In 15 years, I’ll be about to turn 39. My career is difficult to imagine right now, as I feel completely lost on what I’ll do if I can’t even get down to work on my thesis right now. Will I even finish my grad program? No, the only thing I can think of is that I’d like to have gotten my family going- and basically filled out. It’s weird to imagine that I’ve lived 15 years already and in that amount of time, I could have three or four children. As for the actual “where” of it all- either near my parents, or Joe’s, and at this point I think I am desperate to be in Oregon. My dream, however, would of course be to end up in D.C. with an amazing job in politics, but that feels unlikely at this point.
I just taught about this in my class this week, in regards to why humans engage in aggression, fighting, killing, and eventually, war. There’s nothing like teaching to other people to help solidify your own opinion and knowledge on something. I believe that the way we socialize our children has a huge effect on how acceptable they see war. As Shimko, our author, noted, murdering outside the confines of the law is unacceptable, but if we draft a young man, cut his hair, and give him a gun, he’s a hero if he kills anyone.
We’ve gone out of our way to define soldiers as heroes, and this is an example of social stimulus and response. But what does this have to do with nature versus nurture? If we nurture our children to believe their otherwise bad behavior is good in war, then we are telling them that that choice is acceptable. Instincts only can account for what happens in a war zone or whatever murderous situation, but the way we wage war and encourage people to win wars instrumentally (through strategic planning, not instinct) says to me that this is not in our nature as humans.
Nature has to be something you can generalize to everyone in the human race. There are too many things that are variable in how humans respond to anything for me to believe that the way we act is anything but nurture, aside from that which sustains our life (that all animals do- eating, drinking, sleeping, pooping, etc.).
In recent years of watching the winter Olympics, I’ve learned that speed skating is the most exciting sport to watch! First of all, as with any sport, the announcers make sure we know any background stories about the skaters. Well, speed skaters are all apparently drama queens because there are always these stories of intrigue and bad blood! I can’t wait to see it again this year.
Also, the Colbert Nation now sponsors the U.S. team, so that’ll add even more awesomeness!
Hey, guess what? Star Trek, last year’s summer hit and one of the only films that impacted a large group of people my age, was not nominated for an Oscar.

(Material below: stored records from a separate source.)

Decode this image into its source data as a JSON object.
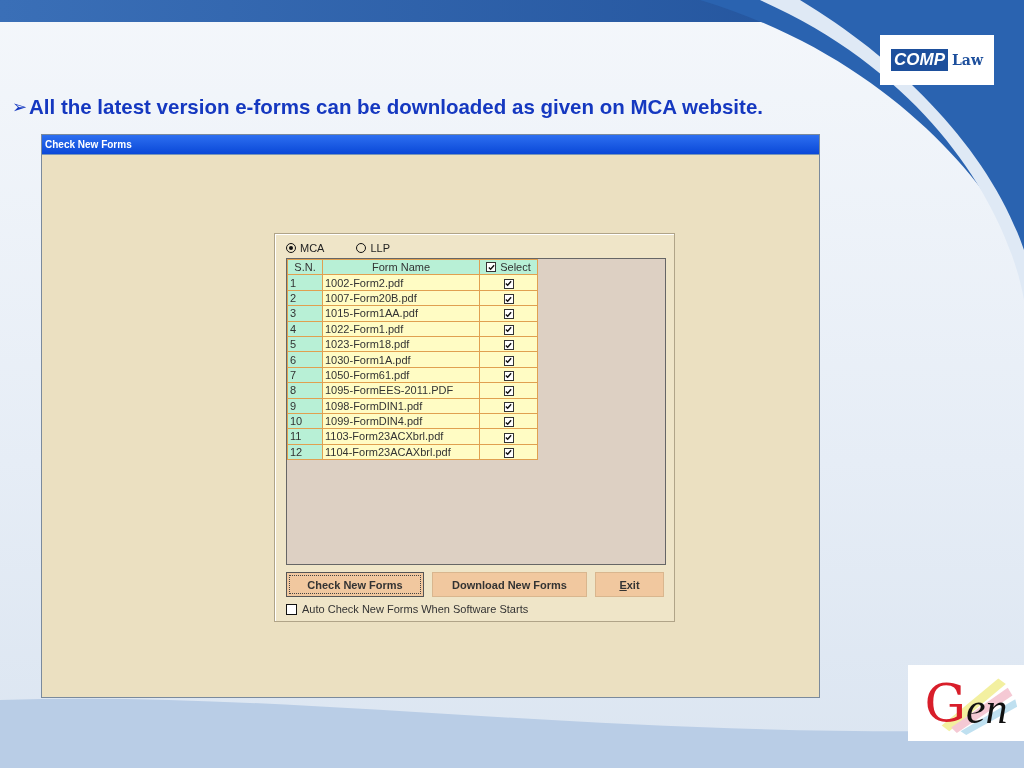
{
  "slide": {
    "bullet": "➢",
    "heading": "All the latest version e-forms can be downloaded as given on MCA website."
  },
  "logo_top": {
    "part_1": "COMP",
    "part_2": "Law"
  },
  "logo_bottom": {
    "initial": "G",
    "rest": "en"
  },
  "window": {
    "title": "Check New Forms"
  },
  "sources": [
    {
      "label": "MCA",
      "selected": true
    },
    {
      "label": "LLP",
      "selected": false
    }
  ],
  "table": {
    "columns": [
      {
        "label": "S.N.",
        "kind": "text"
      },
      {
        "label": "Form Name",
        "kind": "text"
      },
      {
        "label": "Select",
        "kind": "check",
        "checked": true
      }
    ],
    "rows": [
      {
        "sn": "1",
        "name": "1002-Form2.pdf",
        "checked": true
      },
      {
        "sn": "2",
        "name": "1007-Form20B.pdf",
        "checked": true
      },
      {
        "sn": "3",
        "name": "1015-Form1AA.pdf",
        "checked": true
      },
      {
        "sn": "4",
        "name": "1022-Form1.pdf",
        "checked": true
      },
      {
        "sn": "5",
        "name": "1023-Form18.pdf",
        "checked": true
      },
      {
        "sn": "6",
        "name": "1030-Form1A.pdf",
        "checked": true
      },
      {
        "sn": "7",
        "name": "1050-Form61.pdf",
        "checked": true
      },
      {
        "sn": "8",
        "name": "1095-FormEES-2011.PDF",
        "checked": true
      },
      {
        "sn": "9",
        "name": "1098-FormDIN1.pdf",
        "checked": true
      },
      {
        "sn": "10",
        "name": "1099-FormDIN4.pdf",
        "checked": true
      },
      {
        "sn": "11",
        "name": "1103-Form23ACXbrl.pdf",
        "checked": true
      },
      {
        "sn": "12",
        "name": "1104-Form23ACAXbrl.pdf",
        "checked": true
      }
    ]
  },
  "buttons": [
    {
      "label": "Check New Forms",
      "focused": true,
      "mnemonic": false
    },
    {
      "label": "Download New Forms",
      "focused": false,
      "mnemonic": false
    },
    {
      "label": "Exit",
      "focused": false,
      "mnemonic": true
    }
  ],
  "auto_check": {
    "label": "Auto Check New Forms When Software Starts",
    "checked": false
  }
}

I hope they realize what a mistake this is. Perhaps it’s due to the fact that most of the Academy is in their 30s or older, or perhaps it’s due to the fact that everyone in Hollywood kowtows to James Cameron.
Look, I’ll agree that most of the movies up for “Best Picture” deserve it. UP is my top choice (even though it’s sure to not win). But Avatar and District 9 both didn’t live up to the hype, for me. I’m also surprised at the lack of any other nominations in the big categories for Star Trek. It could easily fit in with Best Original Screenplay.
At least a Pixar movie finally got into the big category- but only for the first time they’ve had 10 nominees in decades.